A special thank you to this week's guest blogger, and musician friend of mine, Nelson Foltz who writes about this year's Grammy Awards, offering his insight on today's music business, and the Grammy Awards.
Yes, it's fun to sit in your comfy chair and snipe about how they "aren't what they used to be" and there will always be someone to agree with you but that argument is more about sentimentality than anything else and simply doesn't hold water even with the most cursory of wikipedia (or even grammy.com) searches. What you're really doing is compiling a lifetime's worth of your favorite music and using that as a reference with the obvious bias of your own personal tastes. It is a standard which no annual review can compare to and it's a moot point anyway. I for one have been guilty of doing it but the Grammys are exactly what they've always been, an annual recognition of excellence in recorded music.
Much like Saturday Night Live sketches or even politicians, there is a natural ebb and flow that occurs in regard to the overall quality of the options available and such a yearly industry summation by its very nature must cut a rather wide swath in terms of style and taste so not everybody's gonna be happy with the contenders or outcome. For every Milli Vanilli there will also be some genuine brilliance exposed to a much deserved wider audience in addition to engineers and behind the scenes folks getting paid their proper respects (especially in an era when liner notes have virtually ceased to exist) for work that goes by unnoticed by the general listening public. It's a mixed bag and always has been because it's supposed to be.
There will of course be the performers who require ten bedazzled elephants, a fireworks display that would put the Zambelli Fireworks Company to shame, auto-tune and a hundred backup dancers onstage to hold your attention but there will also be artists who have utilized the vast resources available to them in the modern recording/technology age and found ways to find their audience simply because they love playing music. As much as I enjoy glittery elephants and laser shows, those are the people who make it worth it for me as a listener because it suits my tastes and I applaud anyone who makes the choice to persevere and circumvent issues for something they love rather than whine and moan about it. The music business has been leveled to a more even playing field and it's all about what you do with the new landscape.

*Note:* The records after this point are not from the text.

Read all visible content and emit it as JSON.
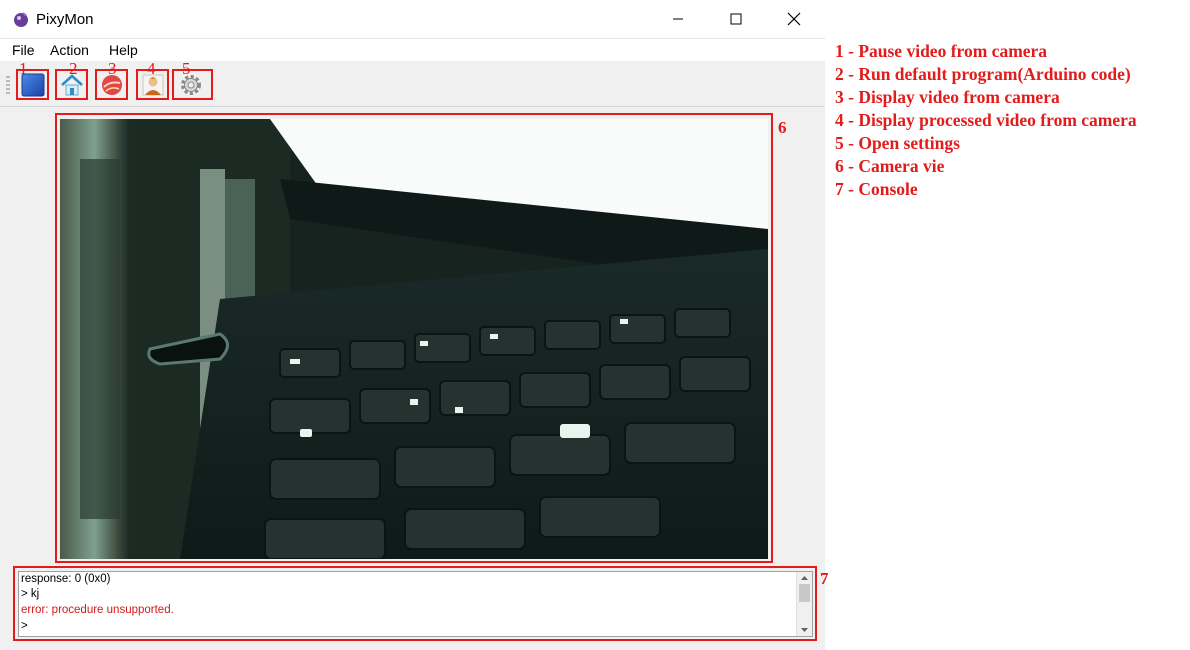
{
  "window": {
    "title": "PixyMon"
  },
  "menu": [
    "File",
    "Action",
    "Help"
  ],
  "toolbar": [
    {
      "number": "1",
      "icon": "stop-video-icon"
    },
    {
      "number": "2",
      "icon": "home-icon"
    },
    {
      "number": "3",
      "icon": "raw-video-icon"
    },
    {
      "number": "4",
      "icon": "processed-video-icon"
    },
    {
      "number": "5",
      "icon": "gear-icon"
    }
  ],
  "annotations": {
    "camera": "6",
    "console": "7"
  },
  "console_lines": [
    {
      "text": "response: 0 (0x0)",
      "color": "#000000"
    },
    {
      "text": "> kj",
      "color": "#000000"
    },
    {
      "text": "error: procedure unsupported.",
      "color": "#d11a1a"
    },
    {
      "text": ">",
      "color": "#000000"
    }
  ],
  "legend": [
    "1 - Pause video from camera",
    "2 - Run default program(Arduino code)",
    "3 - Display video from camera",
    "4 - Display processed video from camera",
    "5 - Open settings",
    "6 - Camera vie",
    "7 - Console"
  ],
  "colors": {
    "annotation": "#e21b1b",
    "error_text": "#d11a1a"
  }
}
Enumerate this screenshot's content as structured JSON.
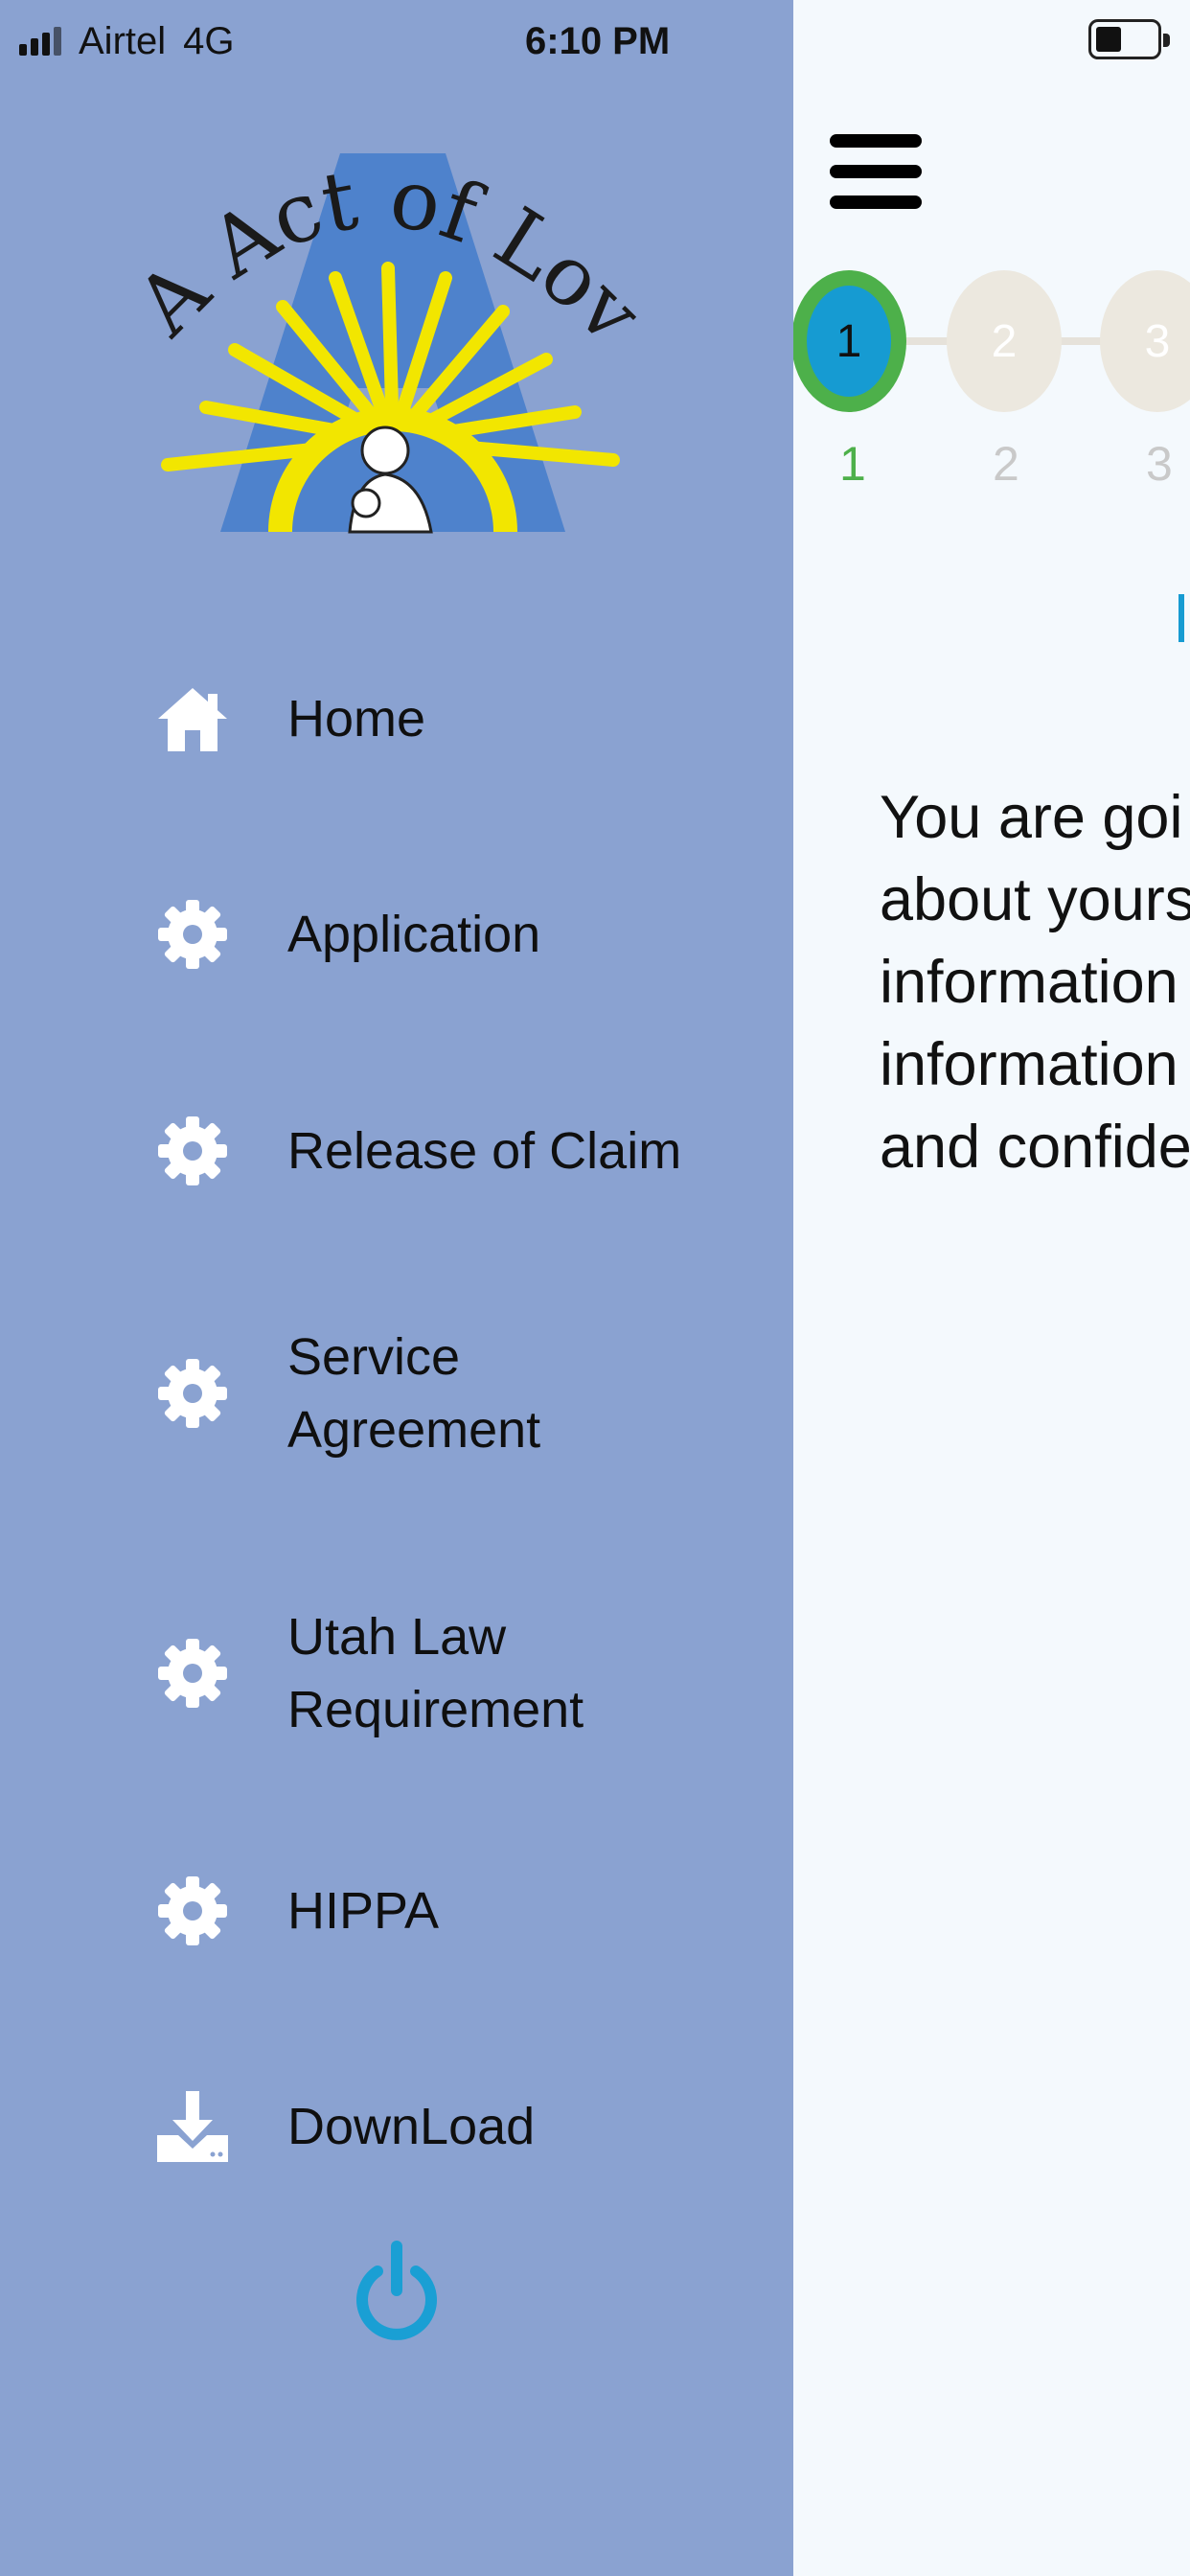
{
  "status_bar": {
    "carrier": "Airtel",
    "network": "4G",
    "time": "6:10 PM",
    "battery_level": 0.35
  },
  "logo": {
    "text": "A Act of Love",
    "icon": "sunburst-logo",
    "colors": {
      "rays": "#f2e600",
      "letter": "#4e82cc"
    }
  },
  "sidebar": {
    "background": "#8aa2d1",
    "items": [
      {
        "label": "Home",
        "icon": "home-icon"
      },
      {
        "label": "Application",
        "icon": "gear-icon"
      },
      {
        "label": "Release of Claim",
        "icon": "gear-icon"
      },
      {
        "label": "Service\nAgreement",
        "icon": "gear-icon"
      },
      {
        "label": "Utah Law\nRequirement",
        "icon": "gear-icon"
      },
      {
        "label": "HIPPA",
        "icon": "gear-icon"
      },
      {
        "label": "DownLoad",
        "icon": "download-icon"
      }
    ],
    "logout_icon": "power-icon",
    "logout_color": "#1a9fd4"
  },
  "main": {
    "steps": [
      {
        "number": "1",
        "label": "1",
        "active": true
      },
      {
        "number": "2",
        "label": "2",
        "active": false
      },
      {
        "number": "3",
        "label": "3",
        "active": false
      }
    ],
    "intro_lines": [
      "You are goi",
      "about yours",
      "information",
      "information",
      "and confider"
    ],
    "colors": {
      "active_step": "#169bd2",
      "active_ring": "#4db04a",
      "inactive_step": "#ece8df"
    }
  }
}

Take the band Snarky Puppy, who in collaboration with the great Lalah Hathaway ended up taking home a statue this year with no major label support. They're a bunch of great musicians who have toured relentlessly for years building an audience while at the same time taking full advantage of the new avenues available for publicity and distribution. From now on, whenever I hear musicians complaining about the current state of affairs in the music business that's most likely who I'm going to think of and I respect not only their nomination and subsequent win but first and foremost their dedication to doing what they love to do. If things were "what they used to be" that band most likely wouldn't have had the chance to even be on the ballot.
If you're a musician or engineer and don't like the choices offered up, join NARAS and vote. As much fun as it is to talk smack you do have a say in the outcome. They've made it relatively simple for qualified people to join and all the information is readily available online. If not, enjoy the annual fireworks or just don't give it any mind and yes...I totally complained about the Grammys while watching!
Musician/Composer Nelson Foltz lives in NYC and has worked with such artists as Barry White, Steely Dan, Aretha Franklin, Spoon, Roberta Flack, Gerry Leonard, Shayna Steele, Josh Ritter, Carolyn Leonhart, Deborah Gibson, Juliette Commagere, Michael Grimm, Robin McKelle, Dave Liebman, Hildegunn Gjedrem, Joachim Cooder and Maria Schneider. His credits include music for film, television and radio as well as performing in the orchestra for numerous broadway pit orchestras including The Lion King, Fosse and Hairspray. Foltz's original recordings are regularly featured on NPR and PRI and his seventh album entitled "departure" with long time collaborator Tom Lynn is set to be released this year.